Manuscript Rashi script old looking 370.
(photo credit: Courtesy of the Governors of Westminster College, )
A team of computer scientists and programmers in Jerusalem, working in
collaboration with Tel Aviv University, says it has achieved a breakthrough in
piecing together the disparate fragments of the Cairo Geniza.
Ya’acov Choueka, a Cairo-born chief computerization scientist, is leading a team
of 15 programmers from the Friedberg Geniza Project, which is collaborating with
Tel Aviv University to “solve the problem” of genizas, or Jewish archives, by
scanning the contents of 67 geniza collections around the world.
has been able to make more matches between fragments in a matter of weeks than
researchers have using traditional methods over the course of
For the past century, scholars have gleaned a wealth of
information from the documents discovered in the Cairo Geniza, but research has
been hampered by the fact that they were found in pieces and were subsequently
split among dozens of collections.
Scholars seeking to piece together the
documents have been forced to travel to farflung locales and attempt to make the
scraps of paper fit together by hand, a long and cumbersome process.
Cairo Geniza was the archive of the Ben Ezra Synagogue in Fustat, a suburb of
Cairo until it was swallowed by the Egyptian capital’s urban sprawl. The
documents there were in large part carted off to England, and Cambridge owns
some 60 percent of them.
For over a thousand years, sacred texts were
deposited in the storeroom, as well as documents attesting to the day-to-day
life of medieval Jewish and Arab residents of the Middle East and North Africa.
Included were many original manuscripts, variant texts of the Talmud and letters
from ordinary people.
Following agreements with Cambridge University and
other institutions, Choueka and his team scanned hundreds of thousands of
fragments at high resolution, enabling his team to perform more than 4 billion
Using several large networked computer clusters at Tel Aviv
University, his Jerusalem-based team was “reconstructing the original geniza,”
he said on Thursday.
Using several algorithms, his team aims to find all
of the “joints,” or matches between fragments, within two weeks.
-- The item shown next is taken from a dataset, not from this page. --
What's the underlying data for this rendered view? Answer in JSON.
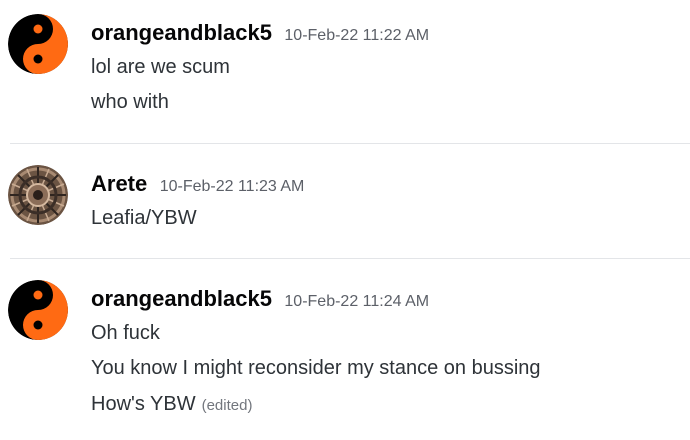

The results of
the research were being posted online at genizah.org for public viewing by
academics and laymen alike, revolutionizing the study of the geniza documents,
Physical attributes of the documents are measured by the
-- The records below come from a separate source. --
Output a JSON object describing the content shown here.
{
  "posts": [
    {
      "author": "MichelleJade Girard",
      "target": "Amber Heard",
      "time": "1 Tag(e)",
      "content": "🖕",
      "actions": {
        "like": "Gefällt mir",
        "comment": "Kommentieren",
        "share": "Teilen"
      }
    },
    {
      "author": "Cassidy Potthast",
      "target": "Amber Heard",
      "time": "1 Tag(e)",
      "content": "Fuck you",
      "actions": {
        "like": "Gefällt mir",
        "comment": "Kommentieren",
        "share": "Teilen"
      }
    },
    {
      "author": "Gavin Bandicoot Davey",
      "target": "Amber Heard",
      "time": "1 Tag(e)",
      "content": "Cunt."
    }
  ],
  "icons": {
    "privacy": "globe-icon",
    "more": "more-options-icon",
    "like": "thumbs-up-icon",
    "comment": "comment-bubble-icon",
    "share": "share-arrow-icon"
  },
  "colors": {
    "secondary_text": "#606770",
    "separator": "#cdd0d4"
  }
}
computers, and fragments from the same pages, and even by the same author, can
be paired together.
The results of the research are to be presented at
the 16th World Congress of Jewish Studies, to be held at the Hebrew University
of Jerusalem from July 28 to August 1.
Not every institution has been
cooperative, he said.
According to Choueka, the University of Oxford has
been unwilling to provide scans of its manuscripts that are incredibly important
to his work.
Talks with the university “did not come to a happy end,” he
said, adding that he did not know why.
Oxford did not immediately reply
to a request for comment.